Excerpted records below:

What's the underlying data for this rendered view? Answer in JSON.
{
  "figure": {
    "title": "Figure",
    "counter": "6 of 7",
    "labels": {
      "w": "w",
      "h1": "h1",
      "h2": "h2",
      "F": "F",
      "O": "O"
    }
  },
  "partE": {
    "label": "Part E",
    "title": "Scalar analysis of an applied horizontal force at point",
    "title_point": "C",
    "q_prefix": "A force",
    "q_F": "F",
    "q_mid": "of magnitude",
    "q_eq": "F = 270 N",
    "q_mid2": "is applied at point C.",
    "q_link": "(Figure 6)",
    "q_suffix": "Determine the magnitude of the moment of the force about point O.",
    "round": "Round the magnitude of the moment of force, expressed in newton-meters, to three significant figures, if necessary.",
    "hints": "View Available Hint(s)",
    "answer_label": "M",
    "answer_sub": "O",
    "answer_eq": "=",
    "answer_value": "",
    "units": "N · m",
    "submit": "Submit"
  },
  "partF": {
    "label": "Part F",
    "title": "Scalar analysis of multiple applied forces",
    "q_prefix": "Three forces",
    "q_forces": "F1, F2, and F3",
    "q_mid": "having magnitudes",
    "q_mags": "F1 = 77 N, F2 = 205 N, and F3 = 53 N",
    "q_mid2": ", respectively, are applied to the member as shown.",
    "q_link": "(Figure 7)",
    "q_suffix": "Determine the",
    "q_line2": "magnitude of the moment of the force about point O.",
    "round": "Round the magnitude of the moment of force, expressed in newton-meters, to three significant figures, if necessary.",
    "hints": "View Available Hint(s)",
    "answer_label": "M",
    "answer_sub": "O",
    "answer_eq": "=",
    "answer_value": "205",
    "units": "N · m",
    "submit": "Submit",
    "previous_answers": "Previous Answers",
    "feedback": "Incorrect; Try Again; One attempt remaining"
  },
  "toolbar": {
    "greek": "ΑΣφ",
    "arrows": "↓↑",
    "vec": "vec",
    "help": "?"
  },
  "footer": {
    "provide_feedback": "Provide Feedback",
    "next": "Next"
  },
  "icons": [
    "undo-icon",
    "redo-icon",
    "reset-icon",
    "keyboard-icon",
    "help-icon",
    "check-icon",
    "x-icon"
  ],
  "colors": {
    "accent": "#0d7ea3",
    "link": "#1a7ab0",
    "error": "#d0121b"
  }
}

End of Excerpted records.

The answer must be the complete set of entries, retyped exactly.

## Answer section
What's the underlying data for this rendered view? Answer in JSON.
{
  "figure": {
    "title": "Figure",
    "counter": "6 of 7",
    "labels": {
      "w": "w",
      "h1": "h1",
      "h2": "h2",
      "F": "F",
      "O": "O"
    }
  },
  "partE": {
    "label": "Part E",
    "title": "Scalar analysis of an applied horizontal force at point",
    "title_point": "C",
    "q_prefix": "A force",
    "q_F": "F",
    "q_mid": "of magnitude",
    "q_eq": "F = 270 N",
    "q_mid2": "is applied at point C.",
    "q_link": "(Figure 6)",
    "q_suffix": "Determine the magnitude of the moment of the force about point O.",
    "round": "Round the magnitude of the moment of force, expressed in newton-meters, to three significant figures, if necessary.",
    "hints": "View Available Hint(s)",
    "answer_label": "M",
    "answer_sub": "O",
    "answer_eq": "=",
    "answer_value": "",
    "units": "N · m",
    "submit": "Submit"
  },
  "partF": {
    "label": "Part F",
    "title": "Scalar analysis of multiple applied forces",
    "q_prefix": "Three forces",
    "q_forces": "F1, F2, and F3",
    "q_mid": "having magnitudes",
    "q_mags": "F1 = 77 N, F2 = 205 N, and F3 = 53 N",
    "q_mid2": ", respectively, are applied to the member as shown.",
    "q_link": "(Figure 7)",
    "q_suffix": "Determine the",
    "q_line2": "magnitude of the moment of the force about point O.",
    "round": "Round the magnitude of the moment of force, expressed in newton-meters, to three significant figures, if necessary.",
    "hints": "View Available Hint(s)",
    "answer_label": "M",
    "answer_sub": "O",
    "answer_eq": "=",
    "answer_value": "205",
    "units": "N · m",
    "submit": "Submit",
    "previous_answers": "Previous Answers",
    "feedback": "Incorrect; Try Again; One attempt remaining"
  },
  "toolbar": {
    "greek": "ΑΣφ",
    "arrows": "↓↑",
    "vec": "vec",
    "help": "?"
  },
  "footer": {
    "provide_feedback": "Provide Feedback",
    "next": "Next"
  },
  "icons": [
    "undo-icon",
    "redo-icon",
    "reset-icon",
    "keyboard-icon",
    "help-icon",
    "check-icon",
    "x-icon"
  ],
  "colors": {
    "accent": "#0d7ea3",
    "link": "#1a7ab0",
    "error": "#d0121b"
  }
}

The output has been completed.